The drug- and alcohol-related arrest of the director of A Better Tomorrow, a nonprofit connected to Chattanooga's Violence Reduction Initiative, won't interfere with the program to cut violent crime, city leaders said Saturday.
Richard Kevin Bennett, 48, founder and director of the nonprofit, was discovered by Chattanooga police officers in East Lake Park late Friday night. Officers had been alerted to watch for a blue or silver minivan being driven erratically.
Bennett was in a minivan with a woman and his pants were unzipped, the police report stated. Police saw two open bottles of Budweiser and an open bottle of Patron tequila in plain view, and found a baggie with less than a gram of marijuana in the glove box and a container on his key chain containing one-and-a-half 7.5mg hydrocodone pills.
The woman told officers that she was meeting Bennett because he owed her money.

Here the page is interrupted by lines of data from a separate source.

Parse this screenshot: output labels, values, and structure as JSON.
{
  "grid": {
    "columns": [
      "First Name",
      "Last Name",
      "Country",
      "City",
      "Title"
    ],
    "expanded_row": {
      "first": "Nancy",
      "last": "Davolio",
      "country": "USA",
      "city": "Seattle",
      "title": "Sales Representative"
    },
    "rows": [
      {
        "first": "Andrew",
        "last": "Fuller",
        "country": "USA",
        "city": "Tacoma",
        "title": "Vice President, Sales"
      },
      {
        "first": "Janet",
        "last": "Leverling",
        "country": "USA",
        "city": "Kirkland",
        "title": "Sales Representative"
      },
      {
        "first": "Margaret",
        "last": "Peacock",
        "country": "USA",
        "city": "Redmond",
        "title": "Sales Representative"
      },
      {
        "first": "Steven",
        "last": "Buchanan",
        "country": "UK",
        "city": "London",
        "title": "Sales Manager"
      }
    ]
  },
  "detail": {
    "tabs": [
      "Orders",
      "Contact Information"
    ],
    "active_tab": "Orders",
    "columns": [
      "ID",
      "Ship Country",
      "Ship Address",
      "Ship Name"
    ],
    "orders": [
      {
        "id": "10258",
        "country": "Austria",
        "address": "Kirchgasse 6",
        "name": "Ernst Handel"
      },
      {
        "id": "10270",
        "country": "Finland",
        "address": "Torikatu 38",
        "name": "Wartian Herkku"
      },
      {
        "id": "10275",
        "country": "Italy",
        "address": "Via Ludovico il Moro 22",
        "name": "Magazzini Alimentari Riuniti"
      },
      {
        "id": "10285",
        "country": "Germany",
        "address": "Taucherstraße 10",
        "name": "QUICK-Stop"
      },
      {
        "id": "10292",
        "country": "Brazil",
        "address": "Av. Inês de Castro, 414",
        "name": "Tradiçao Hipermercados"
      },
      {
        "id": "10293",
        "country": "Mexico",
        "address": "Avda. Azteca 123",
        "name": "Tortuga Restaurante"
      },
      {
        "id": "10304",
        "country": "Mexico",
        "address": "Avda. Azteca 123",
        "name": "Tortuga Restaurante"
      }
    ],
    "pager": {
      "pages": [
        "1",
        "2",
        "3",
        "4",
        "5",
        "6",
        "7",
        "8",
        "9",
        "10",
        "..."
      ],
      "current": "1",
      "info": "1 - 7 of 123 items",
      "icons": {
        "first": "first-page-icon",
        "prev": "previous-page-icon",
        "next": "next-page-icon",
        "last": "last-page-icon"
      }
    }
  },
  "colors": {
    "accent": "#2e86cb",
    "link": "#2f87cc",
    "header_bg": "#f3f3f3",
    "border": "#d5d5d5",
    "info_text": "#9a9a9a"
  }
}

Bennett said he was getting information for the VRI from her, the report stated.
Lacie Stone, spokeswoman for Mayor Andy Berke, said Bennett will no longer be associated with the mayor's high-profile plan to reduce violent crime.
Stone said in an email that the mayor's office would not "tolerate criminal activity" from anyone, whether associated with one of the city's initiatives or not.
"We are extremely disappointed in Mr. Bennett's actions and have halted his involvement with Chattanooga Violence Reduction Initiative," Stone said in the statement.
Reached by phone Saturday, Bennett declined to answer questions and said his attorney, Gerald Webb, would issue a statement.
"It's not what you're reading," Bennett said about the incident. "Have a blessed day."
Webb could not be reached and had not released a statement by Saturday night.
Bennett has been active in Mayor Andy Berke's Violence Reduction Initiative since it kicked off. A Better Tomorrow, founded by Bennett in 2001 and granted 501(c)(3) status in 2004, was the only nonprofit group to respond to the city's request for proposals in April to provide social services for those taking part in the initiative.
The plan involves calling in men involved in violent crimes and offering them a choice: stop the violence or go to jail for a long time. The carrot for participants is access to education, job training and other skills needed to abandon crime.
Bennett's organization has been central to the initiative and helped at least 10 people fill out paperwork to receive help with job services, mentors and life skills as needed. And Bennett has been a point person for the initiative, directing those in need to the proper resources.
However, although social services are part of the concept, the "bulk of the initiative" is being handled and implemented by Public Safety Coordinator Paul Smith and the Chattanooga Police Department, Stone said in her email.
She said the city will use existing partnerships with other agencies to meet the social service needs of the VRI.
Attempts to reach Smith were unsuccessful.
Since the first call-in of the VRI on March 21 -- where 13 of the city's gang members and serious felons faced police officers, prosecutors, community leaders and city officials, and were given the choice of giving up violence or going to jail -- four of the participants have found jobs.
However, on April 10, Aveus Bailey, 21, one of the original 13, was arrested on charges of carrying a dangerous weapon with intent to go armed and evading arrest. Police said they were searching a vehicle he was riding in and he ran away. When police asked why he ran, Bailey told officers that there was a gun under his seat in the vehicle.
Bailey, who has felony robbery convictions, now faces federal gun charges from that arrest.
Asked for comment on Bennett's arrest, District 4 City Councilman Larry Grohn said he wanted to see the arrest report before saying anything.
District 8 Councilman Moses Freeman, chairman of the public safety committee, said that if the allegations are true the arrest is "very disappointing" because of the "remarkable turnaround" Bennett had made in his own life and his "positive contribution" to the VRI and to the community.
Bennett was booked into the Hamilton County Jail on two charges of possession of a controlled substance and an open container violation. He made bond Saturday and is scheduled to appear before General Sessions Judge Christine Sell on July 1.
"It may not be in the VRI's interest to go forward with [Bennett] as a key component of it, and his organization," Freeman said. "And that's regrettable. But, the VRI is sort of, in my mind, being institutionalized, and an individual or program contractor who is a part of it will not have a major impact on it. I think there are others who could fulfill that role admirably as well."
Contact staff writer Alex Harris at email@example.com or 423-757-6592.